| DIRECTIONS |
Every entry below needs to be copied exactly.

| DATA TO USE |
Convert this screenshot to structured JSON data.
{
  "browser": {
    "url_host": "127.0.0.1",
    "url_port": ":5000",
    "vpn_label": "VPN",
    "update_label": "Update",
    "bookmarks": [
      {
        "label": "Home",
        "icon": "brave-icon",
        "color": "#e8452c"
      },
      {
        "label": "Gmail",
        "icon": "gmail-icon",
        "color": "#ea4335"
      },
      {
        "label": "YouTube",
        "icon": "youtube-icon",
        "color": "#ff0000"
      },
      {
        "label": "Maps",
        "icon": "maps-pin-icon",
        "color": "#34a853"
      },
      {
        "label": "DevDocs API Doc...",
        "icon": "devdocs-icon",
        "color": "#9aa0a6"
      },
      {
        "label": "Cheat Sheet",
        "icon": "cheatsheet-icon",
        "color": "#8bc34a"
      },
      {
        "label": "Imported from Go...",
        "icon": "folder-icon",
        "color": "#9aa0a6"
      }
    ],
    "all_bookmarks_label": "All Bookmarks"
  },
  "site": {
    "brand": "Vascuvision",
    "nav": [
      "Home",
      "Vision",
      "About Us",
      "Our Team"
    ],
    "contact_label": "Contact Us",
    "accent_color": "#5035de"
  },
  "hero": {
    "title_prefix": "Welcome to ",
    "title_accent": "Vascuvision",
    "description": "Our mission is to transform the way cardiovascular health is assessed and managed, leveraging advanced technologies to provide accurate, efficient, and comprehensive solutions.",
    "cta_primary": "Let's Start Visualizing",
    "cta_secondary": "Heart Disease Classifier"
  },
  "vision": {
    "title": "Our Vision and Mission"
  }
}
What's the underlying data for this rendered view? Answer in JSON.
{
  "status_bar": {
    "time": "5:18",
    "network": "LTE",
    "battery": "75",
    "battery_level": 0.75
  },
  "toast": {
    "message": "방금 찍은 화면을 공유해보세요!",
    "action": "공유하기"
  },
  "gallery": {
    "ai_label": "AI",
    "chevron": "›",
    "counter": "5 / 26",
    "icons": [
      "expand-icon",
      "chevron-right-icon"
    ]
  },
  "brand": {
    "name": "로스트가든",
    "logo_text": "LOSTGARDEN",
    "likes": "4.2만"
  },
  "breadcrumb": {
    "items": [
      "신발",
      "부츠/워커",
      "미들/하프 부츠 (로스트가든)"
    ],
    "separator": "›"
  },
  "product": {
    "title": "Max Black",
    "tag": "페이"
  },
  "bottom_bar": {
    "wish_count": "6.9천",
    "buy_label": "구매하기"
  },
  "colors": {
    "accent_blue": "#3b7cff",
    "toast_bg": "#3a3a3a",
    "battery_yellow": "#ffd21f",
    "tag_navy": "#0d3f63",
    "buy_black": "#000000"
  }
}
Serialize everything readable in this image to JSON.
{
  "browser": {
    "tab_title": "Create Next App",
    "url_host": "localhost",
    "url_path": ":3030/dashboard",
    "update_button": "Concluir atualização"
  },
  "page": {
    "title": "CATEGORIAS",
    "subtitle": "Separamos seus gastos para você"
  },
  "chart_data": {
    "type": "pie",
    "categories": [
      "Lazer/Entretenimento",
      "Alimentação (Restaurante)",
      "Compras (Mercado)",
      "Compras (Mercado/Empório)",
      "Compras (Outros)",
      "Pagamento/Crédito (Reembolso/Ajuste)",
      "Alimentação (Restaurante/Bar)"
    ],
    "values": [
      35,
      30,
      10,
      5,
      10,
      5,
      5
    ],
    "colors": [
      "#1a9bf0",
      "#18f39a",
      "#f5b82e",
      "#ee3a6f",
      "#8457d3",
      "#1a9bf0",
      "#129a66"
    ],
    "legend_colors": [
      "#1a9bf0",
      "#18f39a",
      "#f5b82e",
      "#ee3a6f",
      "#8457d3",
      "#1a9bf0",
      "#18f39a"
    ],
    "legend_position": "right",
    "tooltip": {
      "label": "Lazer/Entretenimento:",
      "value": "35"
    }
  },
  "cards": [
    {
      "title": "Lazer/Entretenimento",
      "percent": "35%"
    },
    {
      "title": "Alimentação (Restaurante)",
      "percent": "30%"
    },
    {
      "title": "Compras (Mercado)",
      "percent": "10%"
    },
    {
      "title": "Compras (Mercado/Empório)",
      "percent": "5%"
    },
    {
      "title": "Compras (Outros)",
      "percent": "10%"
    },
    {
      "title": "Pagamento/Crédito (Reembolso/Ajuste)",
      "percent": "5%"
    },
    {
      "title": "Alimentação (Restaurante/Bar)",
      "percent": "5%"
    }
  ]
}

| RESPONSE TO THIS EXERCISE |
Convert this screenshot to structured JSON data.
{
  "browser": {
    "url_host": "127.0.0.1",
    "url_port": ":5000",
    "vpn_label": "VPN",
    "update_label": "Update",
    "bookmarks": [
      {
        "label": "Home",
        "icon": "brave-icon",
        "color": "#e8452c"
      },
      {
        "label": "Gmail",
        "icon": "gmail-icon",
        "color": "#ea4335"
      },
      {
        "label": "YouTube",
        "icon": "youtube-icon",
        "color": "#ff0000"
      },
      {
        "label": "Maps",
        "icon": "maps-pin-icon",
        "color": "#34a853"
      },
      {
        "label": "DevDocs API Doc...",
        "icon": "devdocs-icon",
        "color": "#9aa0a6"
      },
      {
        "label": "Cheat Sheet",
        "icon": "cheatsheet-icon",
        "color": "#8bc34a"
      },
      {
        "label": "Imported from Go...",
        "icon": "folder-icon",
        "color": "#9aa0a6"
      }
    ],
    "all_bookmarks_label": "All Bookmarks"
  },
  "site": {
    "brand": "Vascuvision",
    "nav": [
      "Home",
      "Vision",
      "About Us",
      "Our Team"
    ],
    "contact_label": "Contact Us",
    "accent_color": "#5035de"
  },
  "hero": {
    "title_prefix": "Welcome to ",
    "title_accent": "Vascuvision",
    "description": "Our mission is to transform the way cardiovascular health is assessed and managed, leveraging advanced technologies to provide accurate, efficient, and comprehensive solutions.",
    "cta_primary": "Let's Start Visualizing",
    "cta_secondary": "Heart Disease Classifier"
  },
  "vision": {
    "title": "Our Vision and Mission"
  }
}
What's the underlying data for this rendered view? Answer in JSON.
{
  "status_bar": {
    "time": "5:18",
    "network": "LTE",
    "battery": "75",
    "battery_level": 0.75
  },
  "toast": {
    "message": "방금 찍은 화면을 공유해보세요!",
    "action": "공유하기"
  },
  "gallery": {
    "ai_label": "AI",
    "chevron": "›",
    "counter": "5 / 26",
    "icons": [
      "expand-icon",
      "chevron-right-icon"
    ]
  },
  "brand": {
    "name": "로스트가든",
    "logo_text": "LOSTGARDEN",
    "likes": "4.2만"
  },
  "breadcrumb": {
    "items": [
      "신발",
      "부츠/워커",
      "미들/하프 부츠 (로스트가든)"
    ],
    "separator": "›"
  },
  "product": {
    "title": "Max Black",
    "tag": "페이"
  },
  "bottom_bar": {
    "wish_count": "6.9천",
    "buy_label": "구매하기"
  },
  "colors": {
    "accent_blue": "#3b7cff",
    "toast_bg": "#3a3a3a",
    "battery_yellow": "#ffd21f",
    "tag_navy": "#0d3f63",
    "buy_black": "#000000"
  }
}
Serialize everything readable in this image to JSON.
{
  "browser": {
    "tab_title": "Create Next App",
    "url_host": "localhost",
    "url_path": ":3030/dashboard",
    "update_button": "Concluir atualização"
  },
  "page": {
    "title": "CATEGORIAS",
    "subtitle": "Separamos seus gastos para você"
  },
  "chart_data": {
    "type": "pie",
    "categories": [
      "Lazer/Entretenimento",
      "Alimentação (Restaurante)",
      "Compras (Mercado)",
      "Compras (Mercado/Empório)",
      "Compras (Outros)",
      "Pagamento/Crédito (Reembolso/Ajuste)",
      "Alimentação (Restaurante/Bar)"
    ],
    "values": [
      35,
      30,
      10,
      5,
      10,
      5,
      5
    ],
    "colors": [
      "#1a9bf0",
      "#18f39a",
      "#f5b82e",
      "#ee3a6f",
      "#8457d3",
      "#1a9bf0",
      "#129a66"
    ],
    "legend_colors": [
      "#1a9bf0",
      "#18f39a",
      "#f5b82e",
      "#ee3a6f",
      "#8457d3",
      "#1a9bf0",
      "#18f39a"
    ],
    "legend_position": "right",
    "tooltip": {
      "label": "Lazer/Entretenimento:",
      "value": "35"
    }
  },
  "cards": [
    {
      "title": "Lazer/Entretenimento",
      "percent": "35%"
    },
    {
      "title": "Alimentação (Restaurante)",
      "percent": "30%"
    },
    {
      "title": "Compras (Mercado)",
      "percent": "10%"
    },
    {
      "title": "Compras (Mercado/Empório)",
      "percent": "5%"
    },
    {
      "title": "Compras (Outros)",
      "percent": "10%"
    },
    {
      "title": "Pagamento/Crédito (Reembolso/Ajuste)",
      "percent": "5%"
    },
    {
      "title": "Alimentação (Restaurante/Bar)",
      "percent": "5%"
    }
  ]
}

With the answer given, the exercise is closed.